From Philippe, we received a strong pitch on behalf of Susan Hayward, the Fifties star whom we’ve bad-mouthed in previous blogs. (Notably July 14’s Susan Hayward — Forgotten Star?) That’s Susan above with Dean Martin in “Ada.”
Philippe takes exception to our view that while Hayward was a big star in her time, she is less remembered today largely because she starred in forgettable movies.
Here’s Philippe: No classic films in Susan Hayward’s filmography!!? Here in Europe, “Canton Passage (1946), ” House of Strangers” (1949) ,”The Lusty Men” (1952) (regarded as a true American film masterpiece from Nicholas Ray),”Garden of Evil ” (1954) and of course Robert Wise’s powerful “I Want To Live” are regarded as top classic movies and Hayward praised as a terrific actress.
But, he adds, “Valley Of The Dolls” (the 1967 film version of author Jacqueline Susann’s novel costarring Hayward) does not have the cult following in Europe it does enjoy in the US…
Susan Hayward was a worldwide favourite maybe even more popular in countries like Italy, Spain, France or Germany than she was in the USA.
Thanks, Philippe. We wonder what the Europeans know about Hayward that we don’t.
Our Dec. 6 blog about how Americans filmmakers botch period movies (Why Can’t Americans Do Period?) drew interesting responses.
The Lady Eve dropped us this note on Dec. 7:
You may laugh, but my one (and only) complaint about THE GODFATHER (especially Part I) is Diane Keaton’s hairstyle. All wrong. The other women in the film (Talia Shire, Morgana King, the bridesmaids, the mobsters’ wives) have authentic looks, as does just about everything else in the film – but Keaton’s hair is that of a conservative late ’60s/early ’70s housewife.
Thanks. And, no, we aren’t laughing. We’ll take another look at Keaton’s errant hair style.
Regular correspondent Patricia Nolan-Hall (aka Caftan Woman) cites these period movie gaffs: One of the worst offenders has to be 1961’s “Bridge to the Sun”. The true story of a 1930s-era Japanese diplomat (James Shigeta) who marries a southern US girl (Carroll Baker) and their trials when they return to Japan during the war. They were dressed and coiffed like it was an episode of “Ben Casey”!
1954s “The Glenn Miller Story” also fails to capture the 20s/30s/40s, and it was closer to the period. It detracts from the film.

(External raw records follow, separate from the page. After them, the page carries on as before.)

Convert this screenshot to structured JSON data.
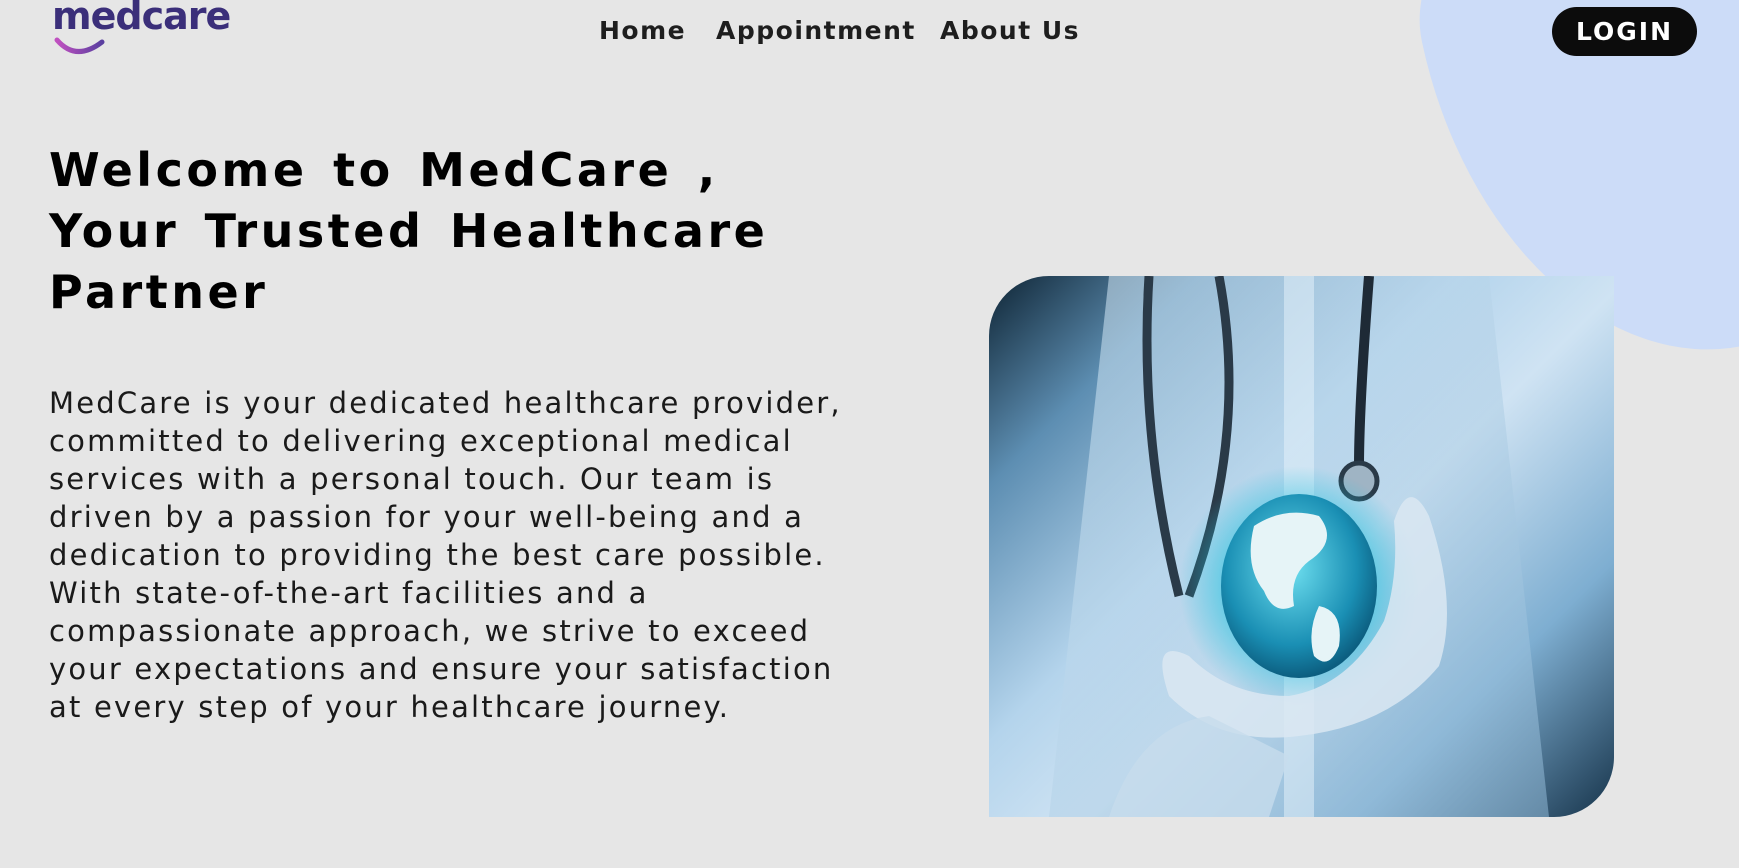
{
  "brand": {
    "logo_text": "medcare",
    "logo_color": "#3b2f7a",
    "logo_accent_color": "#a45ac8"
  },
  "nav": {
    "items": [
      {
        "label": "Home"
      },
      {
        "label": "Appointment"
      },
      {
        "label": "About Us"
      }
    ],
    "login_label": "LOGIN"
  },
  "hero": {
    "title": "Welcome to MedCare , Your Trusted Healthcare Partner",
    "description": "MedCare is your dedicated healthcare provider, committed to delivering exceptional medical services with a personal touch. Our team is driven by a passion for your well-being and a dedication to providing the best care possible. With state-of-the-art facilities and a compassionate approach, we strive to exceed your expectations and ensure your satisfaction at every step of your healthcare journey.",
    "image_icon": "doctor-holding-globe-image"
  },
  "colors": {
    "background": "#e6e6e6",
    "accent_blob": "#ccdcf8",
    "button_bg": "#0c0c0c",
    "button_text": "#ffffff"
  }
}
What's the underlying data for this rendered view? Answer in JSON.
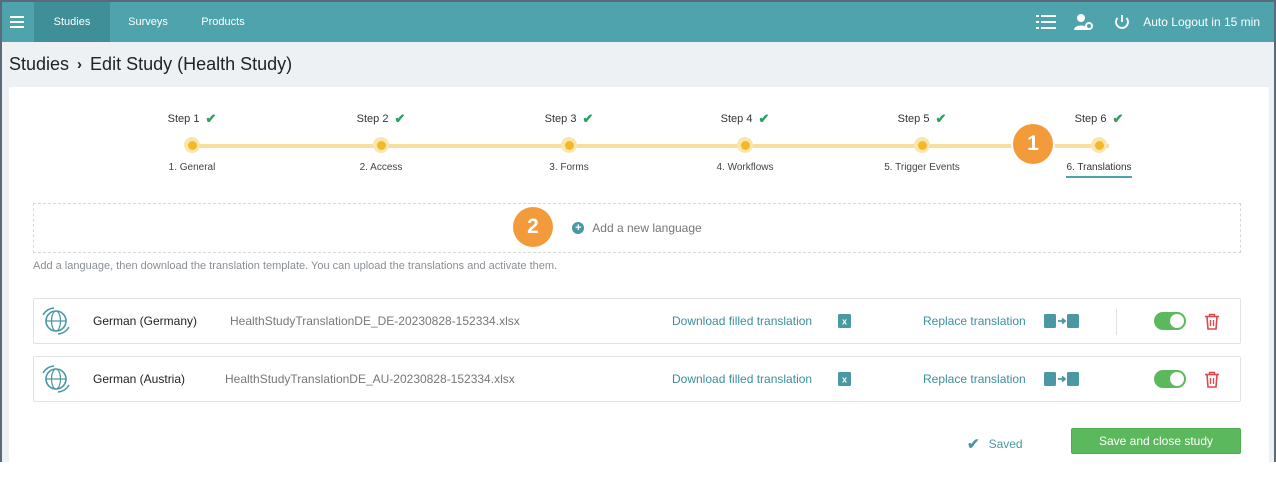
{
  "nav": {
    "tabs": [
      "Studies",
      "Surveys",
      "Products"
    ],
    "auto_logout": "Auto Logout in 15 min",
    "icons": [
      "menu-icon",
      "list-icon",
      "user-settings-icon",
      "power-icon"
    ]
  },
  "breadcrumb": {
    "root": "Studies",
    "current": "Edit Study (Health Study)"
  },
  "steps": [
    {
      "title": "Step 1",
      "name": "1. General"
    },
    {
      "title": "Step 2",
      "name": "2. Access"
    },
    {
      "title": "Step 3",
      "name": "3. Forms"
    },
    {
      "title": "Step 4",
      "name": "4. Workflows"
    },
    {
      "title": "Step 5",
      "name": "5. Trigger Events"
    },
    {
      "title": "Step 6",
      "name": "6. Translations"
    }
  ],
  "active_step": 6,
  "badges": {
    "one": "1",
    "two": "2"
  },
  "add_language": {
    "label": "Add a new language"
  },
  "hint": "Add a language, then download the translation template. You can upload the translations and activate them.",
  "languages": [
    {
      "name": "German (Germany)",
      "file": "HealthStudyTranslationDE_DE-20230828-152334.xlsx",
      "download": "Download filled translation",
      "replace": "Replace translation",
      "active": true
    },
    {
      "name": "German (Austria)",
      "file": "HealthStudyTranslationDE_AU-20230828-152334.xlsx",
      "download": "Download filled translation",
      "replace": "Replace translation",
      "active": true
    }
  ],
  "footer": {
    "saved": "Saved",
    "save_close": "Save and close study"
  },
  "colors": {
    "brand": "#4fa3ad",
    "accent": "#f39b3a",
    "success": "#5cb85c",
    "delete": "#e0474c",
    "step": "#f5b928"
  }
}
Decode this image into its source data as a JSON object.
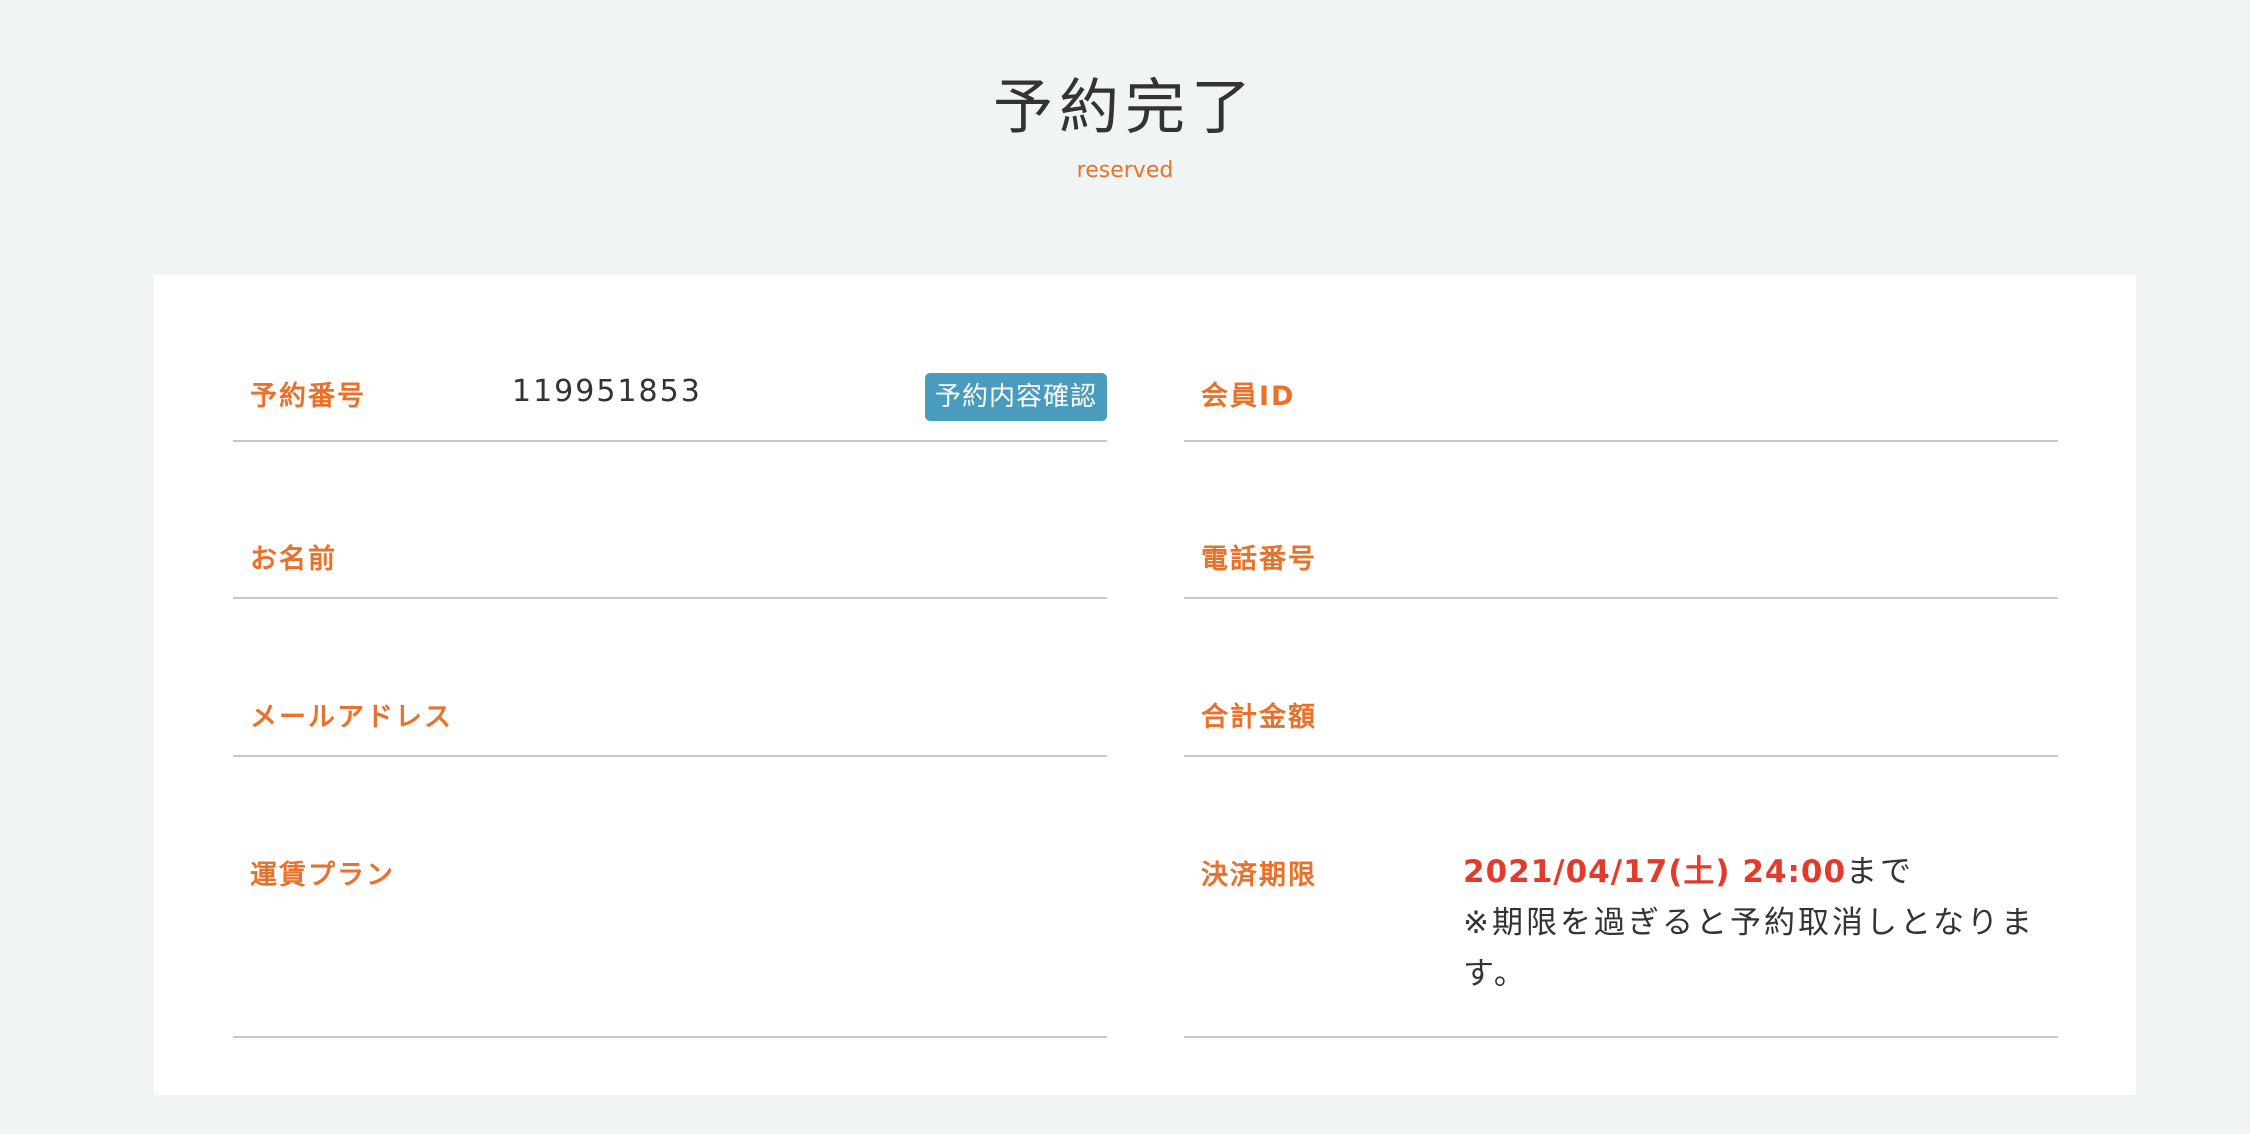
{
  "header": {
    "title": "予約完了",
    "subtitle": "reserved"
  },
  "left": {
    "reservation_number_label": "予約番号",
    "reservation_number_value": "119951853",
    "confirm_button": "予約内容確認",
    "name_label": "お名前",
    "email_label": "メールアドレス",
    "fare_plan_label": "運賃プラン"
  },
  "right": {
    "member_id_label": "会員ID",
    "phone_label": "電話番号",
    "total_label": "合計金額",
    "deadline_label": "決済期限",
    "deadline_date": "2021/04/17(土) 24:00",
    "deadline_suffix": "まで",
    "deadline_note": "※期限を過ぎると予約取消しとなります。"
  },
  "colors": {
    "accent": "#e8712b",
    "button": "#4a9cbf",
    "deadline": "#e33b2b"
  }
}
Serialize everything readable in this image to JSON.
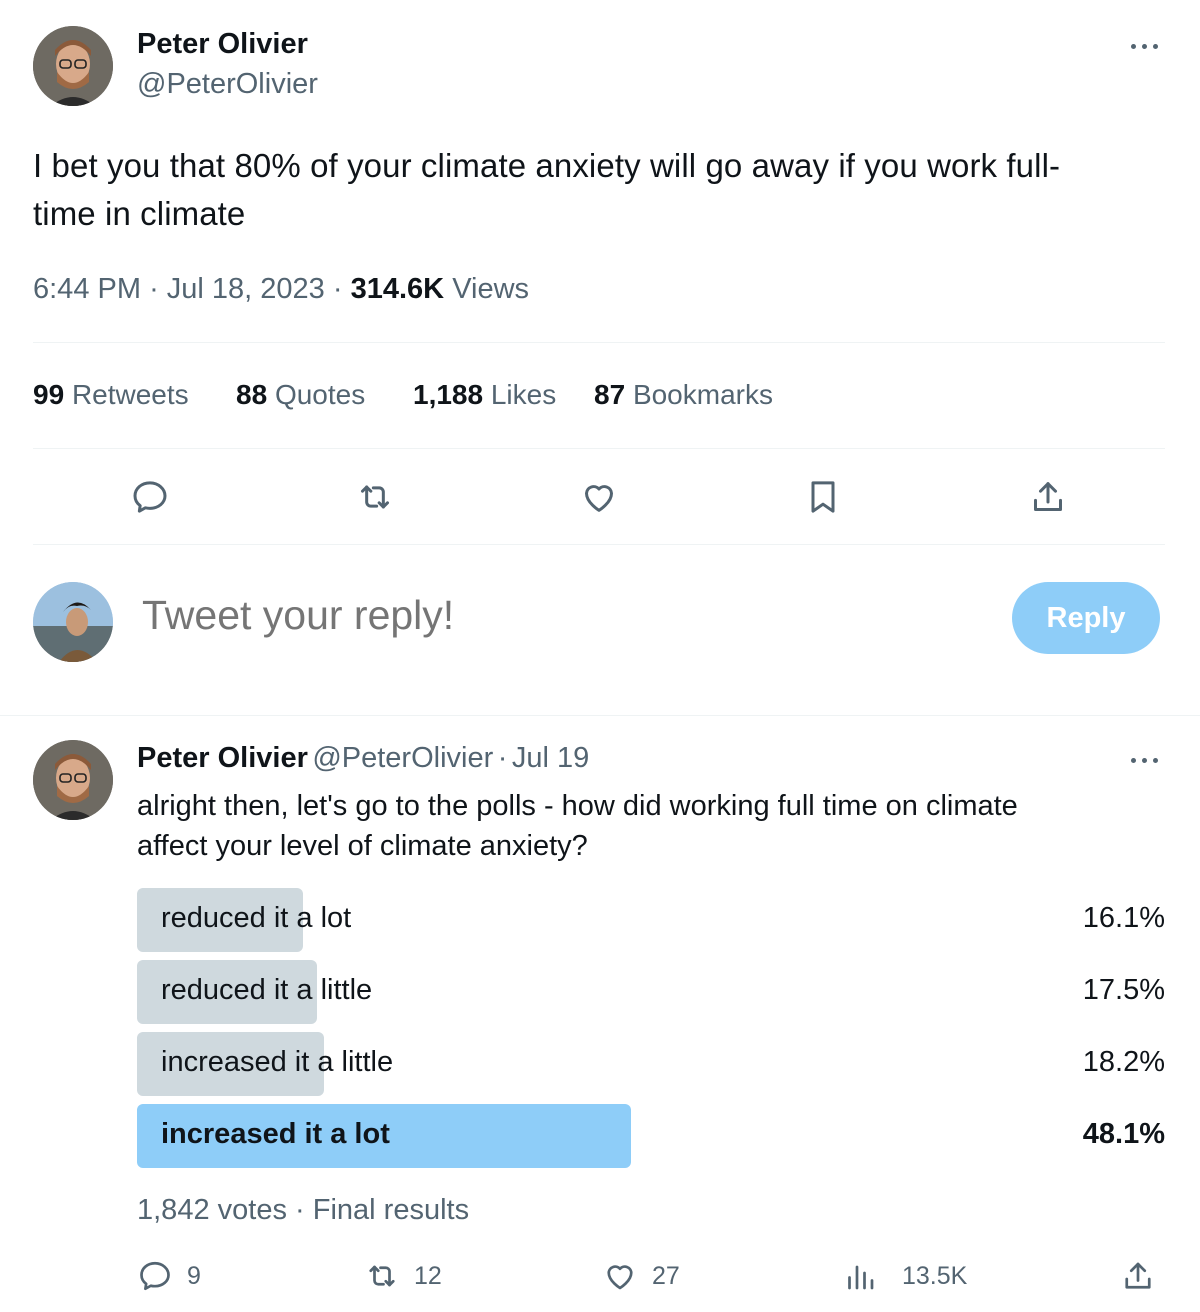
{
  "main_tweet": {
    "author_name": "Peter Olivier",
    "author_handle": "@PeterOlivier",
    "text": "I bet you that 80% of your climate anxiety will go away if you work full-time in climate",
    "text_line1": "I bet you that 80% of your climate anxiety will go away if you work full-",
    "text_line2": "time in climate",
    "time": "6:44 PM",
    "date": "Jul 18, 2023",
    "views_count": "314.6K",
    "views_label": "Views",
    "stats": {
      "retweets_count": "99",
      "retweets_label": "Retweets",
      "quotes_count": "88",
      "quotes_label": "Quotes",
      "likes_count": "1,188",
      "likes_label": "Likes",
      "bookmarks_count": "87",
      "bookmarks_label": "Bookmarks"
    },
    "actions": [
      "reply-icon",
      "retweet-icon",
      "like-icon",
      "bookmark-icon",
      "share-icon"
    ]
  },
  "composer": {
    "placeholder": "Tweet your reply!",
    "reply_button_label": "Reply"
  },
  "reply_tweet": {
    "author_name": "Peter Olivier",
    "author_handle": "@PeterOlivier",
    "separator": "·",
    "date": "Jul 19",
    "text_line1": "alright then, let's go to the polls - how did working full time on climate",
    "text_line2": "affect your level of climate anxiety?",
    "poll": {
      "options": [
        {
          "label": "reduced it a lot",
          "percent_label": "16.1%",
          "percent": 16.1,
          "winner": false
        },
        {
          "label": "reduced it a little",
          "percent_label": "17.5%",
          "percent": 17.5,
          "winner": false
        },
        {
          "label": "increased it a little",
          "percent_label": "18.2%",
          "percent": 18.2,
          "winner": false
        },
        {
          "label": "increased it a lot",
          "percent_label": "48.1%",
          "percent": 48.1,
          "winner": true
        }
      ],
      "votes": "1,842 votes",
      "status": "Final results"
    },
    "counts": {
      "replies": "9",
      "retweets": "12",
      "likes": "27",
      "views": "13.5K"
    }
  },
  "colors": {
    "text_primary": "#0f1419",
    "text_secondary": "#536471",
    "accent": "#1d9bf0",
    "reply_button_disabled": "#8ecdf8",
    "poll_bar": "#cfd9de",
    "poll_bar_winner": "#8ecdf8"
  }
}
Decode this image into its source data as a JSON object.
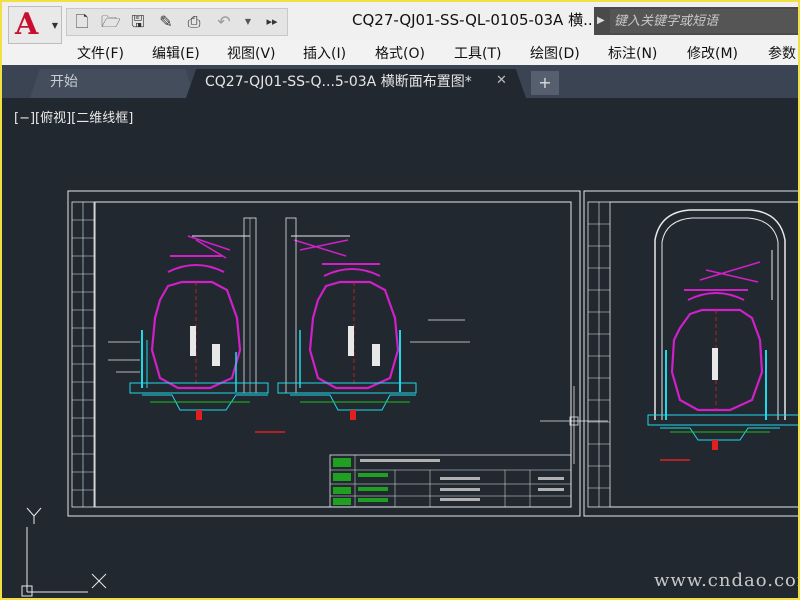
{
  "title_bar": {
    "document_title": "CQ27-QJ01-SS-QL-0105-03A 横...",
    "search_placeholder": "键入关键字或短语"
  },
  "quick_access": {
    "icons": [
      "new-file-icon",
      "open-icon",
      "save-icon",
      "save-as-icon",
      "plot-icon",
      "undo-icon",
      "dropdown-icon",
      "more-icon"
    ]
  },
  "menu": {
    "items": [
      "文件(F)",
      "编辑(E)",
      "视图(V)",
      "插入(I)",
      "格式(O)",
      "工具(T)",
      "绘图(D)",
      "标注(N)",
      "修改(M)",
      "参数"
    ]
  },
  "tabs": {
    "start_label": "开始",
    "doc_label": "CQ27-QJ01-SS-Q...5-03A 横断面布置图*",
    "close_glyph": "✕",
    "add_glyph": "+"
  },
  "viewport": {
    "label": "[−][俯视][二维线框]"
  },
  "ucs": {
    "y_label": "Y",
    "x_label": "X"
  },
  "watermark": "www.cndao.com",
  "colors": {
    "canvas": "#212830",
    "magenta": "#d020c8",
    "cyan": "#20d8e8",
    "green": "#20c020",
    "red": "#e02020",
    "white": "#e8e8e8"
  }
}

Regarding the latter movie, Patricia, we agree with your criticism of the period lapses. But, but, but… the biography of the famous bandleader (played by Jimmy Stewart) is musically satisfying. The scene set in a band rehearsal studio in which Miller instrumentally works out the swing ensemble’s signature, reed-led sound is a terrific ‘Eureka’ moment.
Vincent also weighs in: I fully concur (with your blog). Watch “Inside Daisy Clover,” which is supposed to be set in the 1930s but hardly has any of that period’s feel.
Well, Vincent, Frank tries as much as possible to avoid watching Inside Daisy Clover. Costarring Robert Redford and Natalie Wood, the film is set in Thirties Hollywood. Couldda fooled us. It looks like 1965, the year the movie was made. Joe, by the way likes the film for it’s performances, and of course, Ruth Gordon co-stars.
In response to our Dec. 5 blog, Again – First Published Here, featuring early Forties photos taken from our marvelous Donald Gordon Collection, Lady Eve coments:
Jeff Donnell looks about 12 years old in that picture! Barely recognize Janet Blair, though. Was Donald Gordon still with Columbia when Kim Novak arrived? That would be interesting…He must’ve been there when Rita Hayworth reigned. How about some pix of Rita?
The late Donald, a tyro actor hired for an abbreviated period by Columbia in the early Forties, was long gone when Novak hit her stride at the studio. However, he did know Rita. We’ll search the files, especially for some great shots of Hayworth in her day.
Thanks to all, and please keep those cards and letters coming.